ruce Nelson was far from your average Silicon Valley technology drone.
Oh, the former Menlo Park resident was typically brilliant, working as the chief science officer at Cisco Systems, possessing a doctorate in computer science from Carnegie Mellon and winning an award from the Association of Computer Machinery for his work on client/server computing. There was another side to Mr. Nelson, however, that no degree or award can accurately describe.
In college, he rode his bicycle on the roof of a library that was still under construction. At the Varsity Theatre in Palo Alto, he won a costume contest at a showing of the Rocky Horror Picture Show. And at work, he referred to himself as the "King of the Ethernet," carrying a scepter while wearing a tutu and Ethernet cable to meetings. He was, in a word, unique.
Bruce Nelson died last September following emergency heart surgery, at the age of 47. His friends still think about him on a daily basis, most notably John Dunham, also of Menlo Park. And so when discussing a new technology venture he was starting with a colleague, it was only a matter of time before Bruce's name came up.
"As we discussed Bruce, his enthusiastic spirit, his technical excellence and impeccable work ethic, we realized we'd found our company vision," said Mr. Dunham. "We'd also found the name."
Mr. Nelson, it seems, loved crows. The crow was his personal symbol, and he was known for "Caw"-ing everywhere, from mountaintops to meetings.

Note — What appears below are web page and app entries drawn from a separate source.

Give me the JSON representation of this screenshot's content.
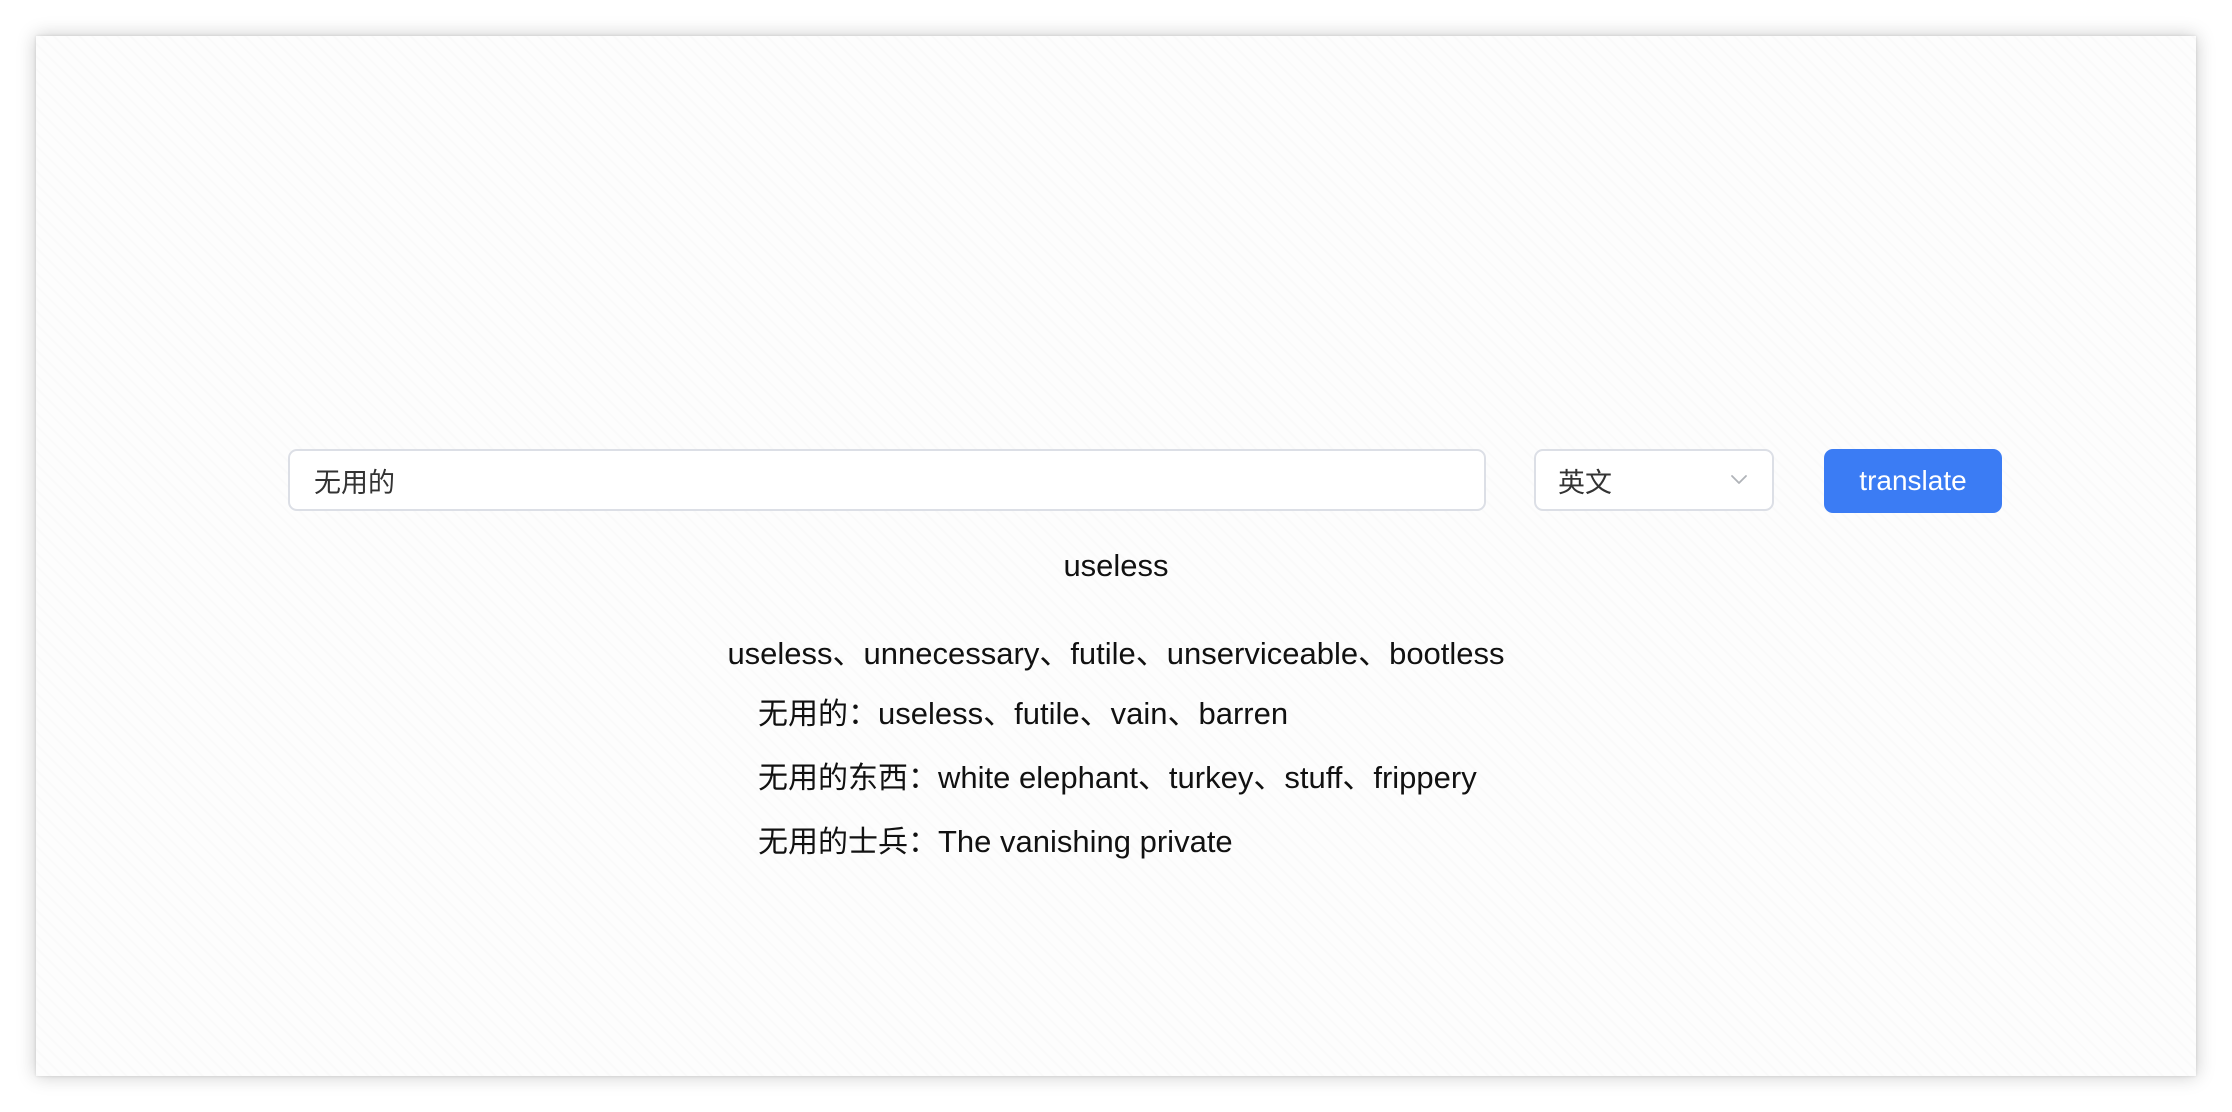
{
  "input": {
    "value": "无用的"
  },
  "language_select": {
    "selected": "英文",
    "icon": "chevron-down-icon"
  },
  "translate_button": {
    "label": "translate",
    "color": "#3b7cf4"
  },
  "result": {
    "main": "useless",
    "synonyms": "useless、unnecessary、futile、unserviceable、bootless",
    "phrases": [
      {
        "key": "无用的：",
        "value": "useless、futile、vain、barren"
      },
      {
        "key": "无用的东西：",
        "value": "white elephant、turkey、stuff、frippery"
      },
      {
        "key": "无用的士兵：",
        "value": "The vanishing private"
      }
    ]
  }
}
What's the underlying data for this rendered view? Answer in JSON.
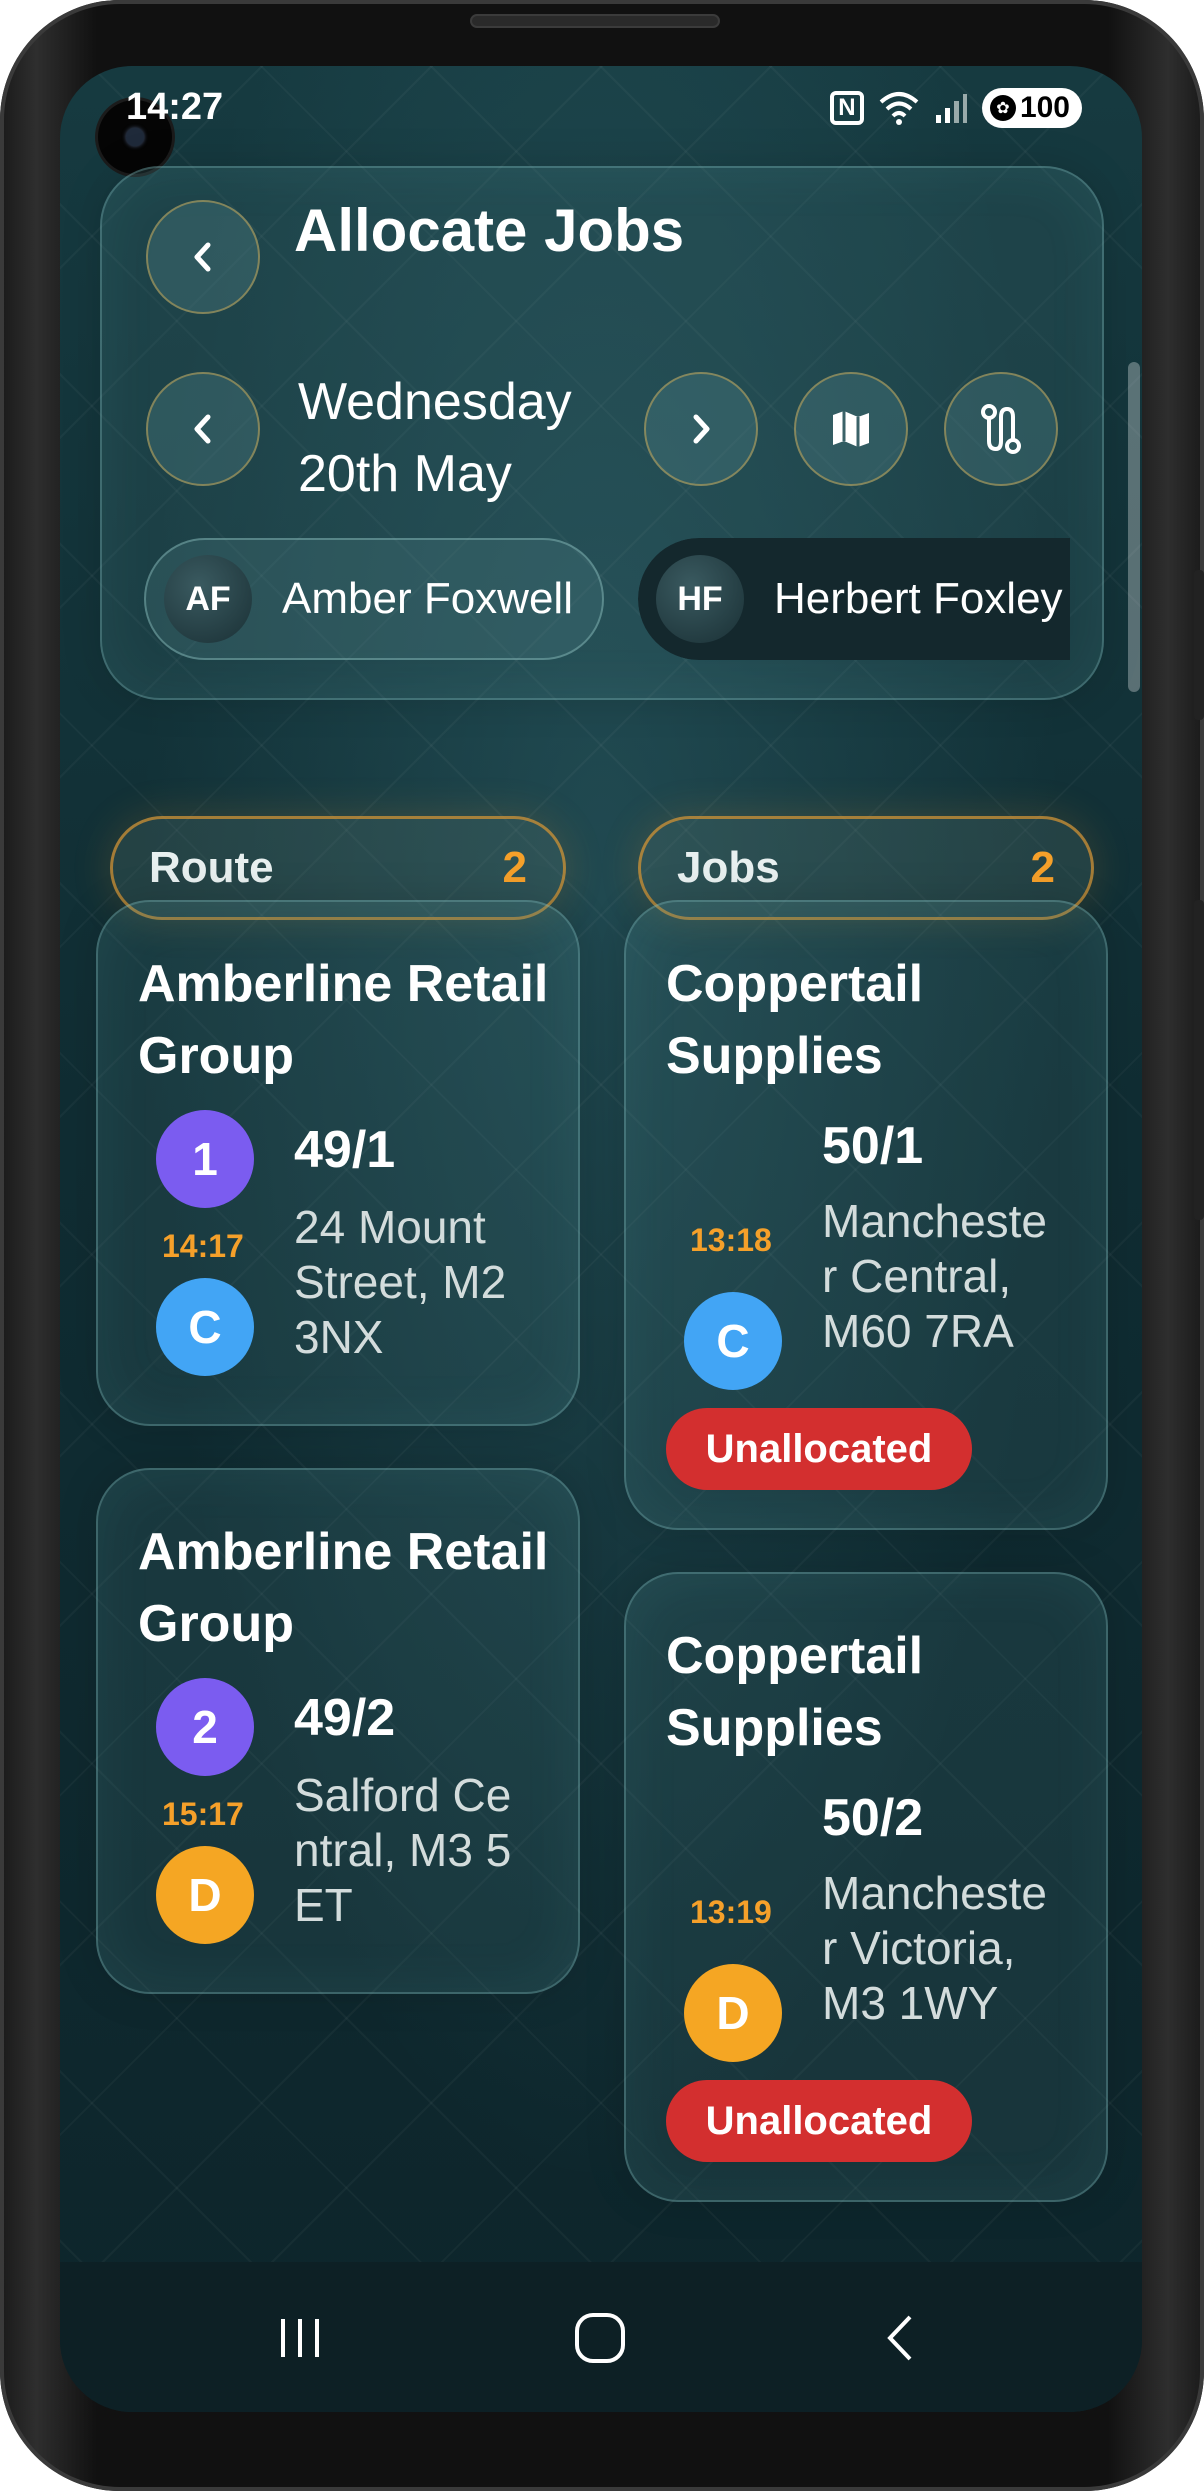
{
  "status_bar": {
    "time": "14:27",
    "battery": "100"
  },
  "header": {
    "title": "Allocate Jobs",
    "date_line1": "Wednesday",
    "date_line2": "20th May",
    "drivers": [
      {
        "initials": "AF",
        "name": "Amber Foxwell",
        "selected": false
      },
      {
        "initials": "HF",
        "name": "Herbert Foxley",
        "selected": true
      }
    ]
  },
  "tabs": {
    "route": {
      "label": "Route",
      "count": "2"
    },
    "jobs": {
      "label": "Jobs",
      "count": "2"
    }
  },
  "route_cards": [
    {
      "company": "Amberline Retail Group",
      "sequence": "1",
      "time": "14:17",
      "type": "C",
      "job_no": "49/1",
      "address": "24 Mount Street, M2 3NX"
    },
    {
      "company": "Amberline Retail Group",
      "sequence": "2",
      "time": "15:17",
      "type": "D",
      "job_no": "49/2",
      "address": "Salford Central, M3 5ET"
    }
  ],
  "job_cards": [
    {
      "company": "Coppertail Supplies",
      "time": "13:18",
      "type": "C",
      "job_no": "50/1",
      "address": "Manchester Central, M60 7RA",
      "status": "Unallocated"
    },
    {
      "company": "Coppertail Supplies",
      "time": "13:19",
      "type": "D",
      "job_no": "50/2",
      "address": "Manchester Victoria, M3 1WY",
      "status": "Unallocated"
    }
  ],
  "colors": {
    "accent": "#f5a02a",
    "sequence_badge": "#7b5cf0",
    "collection_badge": "#42a5f5",
    "delivery_badge": "#f5a623",
    "unallocated": "#d32f2f"
  },
  "icons": {
    "back": "chevron-left-icon",
    "prev_day": "chevron-left-icon",
    "next_day": "chevron-right-icon",
    "map": "map-icon",
    "route": "route-icon"
  }
}
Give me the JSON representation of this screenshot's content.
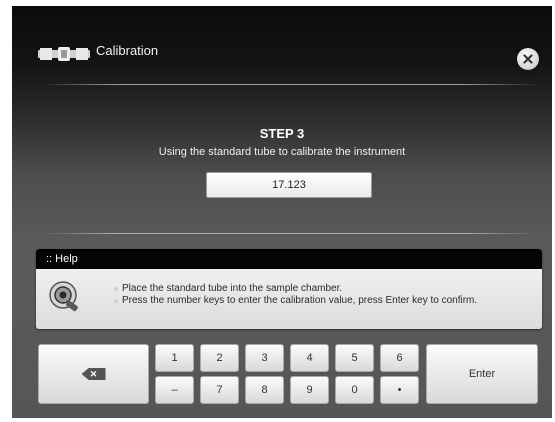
{
  "window": {
    "title": "Calibration"
  },
  "icons": {
    "title_icon": "tube-icon",
    "close": "close-icon",
    "help_icon": "sample-chamber-icon",
    "backspace": "backspace-icon"
  },
  "step": {
    "title": "STEP 3",
    "subtitle": "Using the standard tube to calibrate the instrument",
    "value": "17.123"
  },
  "help": {
    "header": ":: Help",
    "items": [
      "Place the standard tube into the sample chamber.",
      "Press the number keys to enter the calibration value, press Enter key to confirm."
    ]
  },
  "keypad": {
    "row1": [
      "1",
      "2",
      "3",
      "4",
      "5",
      "6"
    ],
    "row2": [
      "–",
      "7",
      "8",
      "9",
      "0",
      "•"
    ],
    "enter": "Enter",
    "backspace_symbol": "✕"
  }
}
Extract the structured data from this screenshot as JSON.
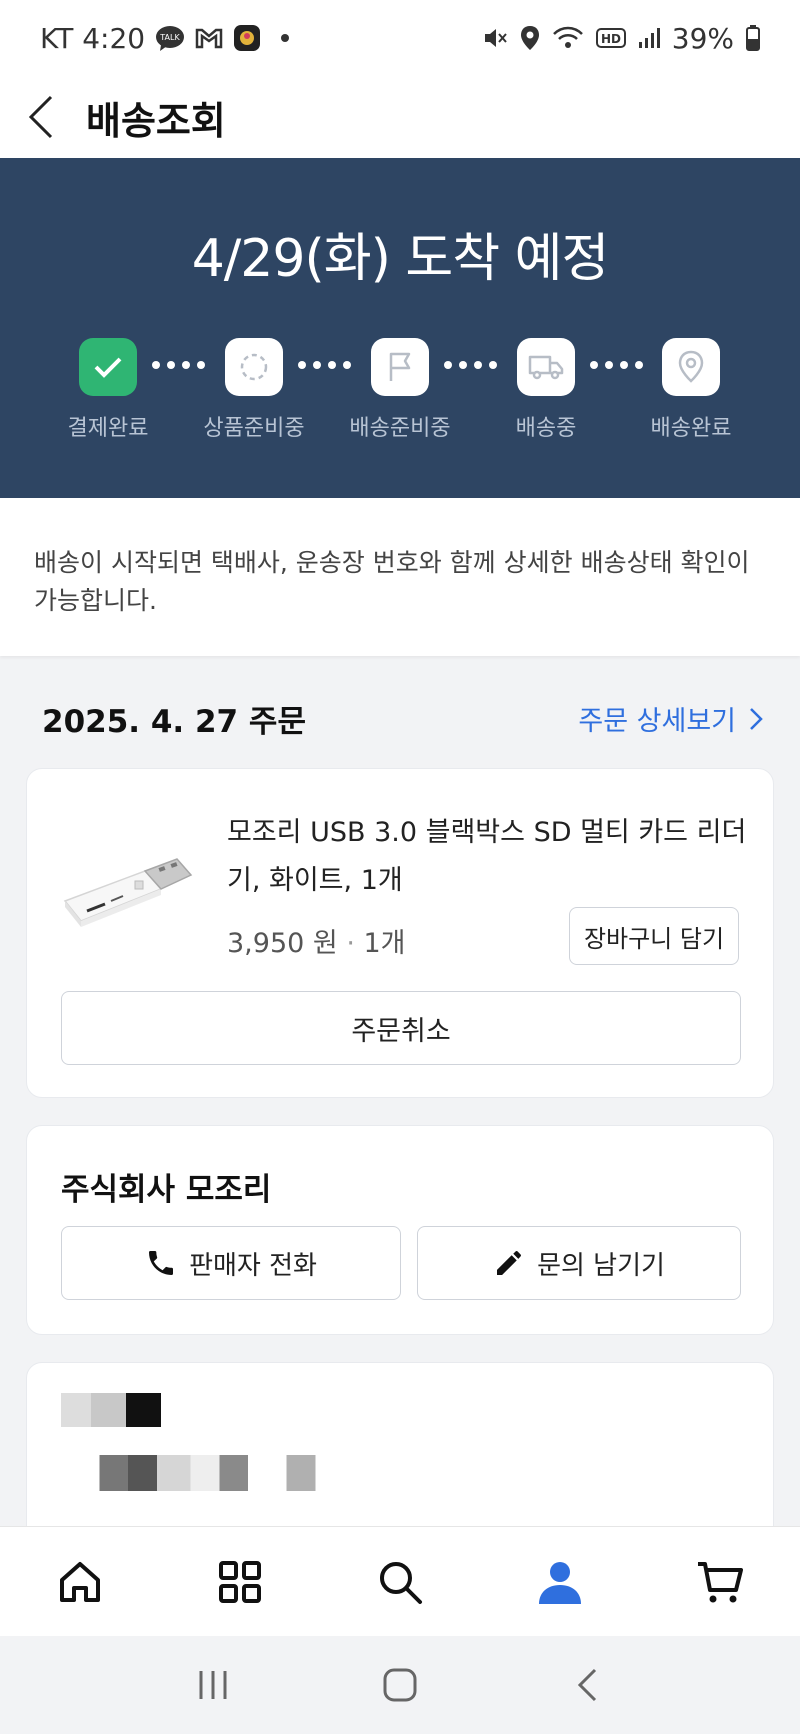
{
  "status_bar": {
    "carrier_time": "KT 4:20",
    "battery": "39%"
  },
  "header": {
    "title": "배송조회"
  },
  "hero": {
    "eta": "4/29(화) 도착 예정",
    "steps": [
      {
        "label": "결제완료",
        "done": true
      },
      {
        "label": "상품준비중",
        "done": false
      },
      {
        "label": "배송준비중",
        "done": false
      },
      {
        "label": "배송중",
        "done": false
      },
      {
        "label": "배송완료",
        "done": false
      }
    ]
  },
  "notice": {
    "text": "배송이 시작되면 택배사, 운송장 번호와 함께 상세한 배송상태 확인이 가능합니다."
  },
  "order": {
    "date": "2025. 4. 27 주문",
    "detail_link": "주문 상세보기",
    "product": {
      "name": "모조리 USB 3.0 블랙박스 SD 멀티 카드 리더기, 화이트, 1개",
      "price": "3,950 원",
      "quantity": "1개",
      "add_to_cart": "장바구니 담기"
    },
    "cancel": "주문취소"
  },
  "seller": {
    "name": "주식회사 모조리",
    "call": "판매자 전화",
    "inquiry": "문의 남기기"
  },
  "bottom_nav": {
    "items": [
      "home-icon",
      "category-icon",
      "search-icon",
      "my-page-icon",
      "cart-icon"
    ],
    "active": "my-page-icon"
  },
  "colors": {
    "hero_bg": "#2e4563",
    "done_green": "#2fb573",
    "link_blue": "#2f6fde",
    "active_nav": "#2f6fde"
  }
}
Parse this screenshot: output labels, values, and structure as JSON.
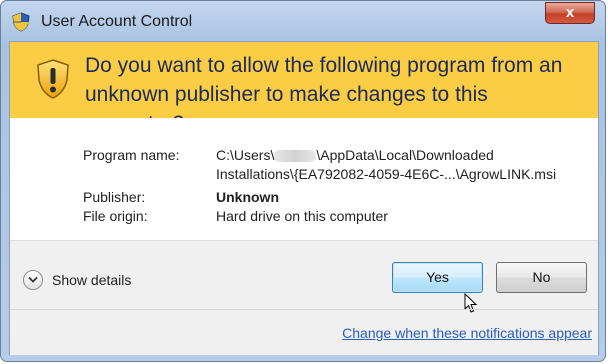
{
  "window": {
    "title": "User Account Control",
    "close_label": "x"
  },
  "banner": {
    "question": "Do you want to allow the following program from an unknown publisher to make changes to this computer?"
  },
  "details": {
    "program_name_label": "Program name:",
    "program_path_line1_prefix": "C:\\Users\\",
    "program_path_line1_suffix": "\\AppData\\Local\\Downloaded",
    "program_path_line2": "Installations\\{EA792082-4059-4E6C-...\\AgrowLINK.msi",
    "publisher_label": "Publisher:",
    "publisher_value": "Unknown",
    "file_origin_label": "File origin:",
    "file_origin_value": "Hard drive on this computer"
  },
  "footer": {
    "show_details_label": "Show details",
    "yes_label": "Yes",
    "no_label": "No",
    "notifications_link": "Change when these notifications appear"
  },
  "colors": {
    "banner": "#fbcd44",
    "question_text": "#1c2a56",
    "link": "#2a5cb8",
    "close_button": "#c2402a"
  },
  "icons": {
    "title": "uac-shield-icon",
    "banner": "warning-shield-icon",
    "toggle": "chevron-down-icon",
    "cursor": "mouse-pointer-icon"
  }
}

Mr. Dunham's vision became known as Caw Networks, a Mountain View company that will make products for the infrastructure of the Internet. Caw's first product will be released later in the year, but already the company is receiving praise for its technology.
"I have seen first-hand the Internet infrastructure problems that Caw's products will solve, and applaud (CEO) Andrew Foss and the mission of Caw Networks, said Ed Kozel, chief technology officer at Cisco, and Mr. Nelson's former boss. "This is something Cisco's customers need."
Caw Networks received $9 million in initial funding from Menlo Ventures and various individual investors, many of whom have ties with Cisco.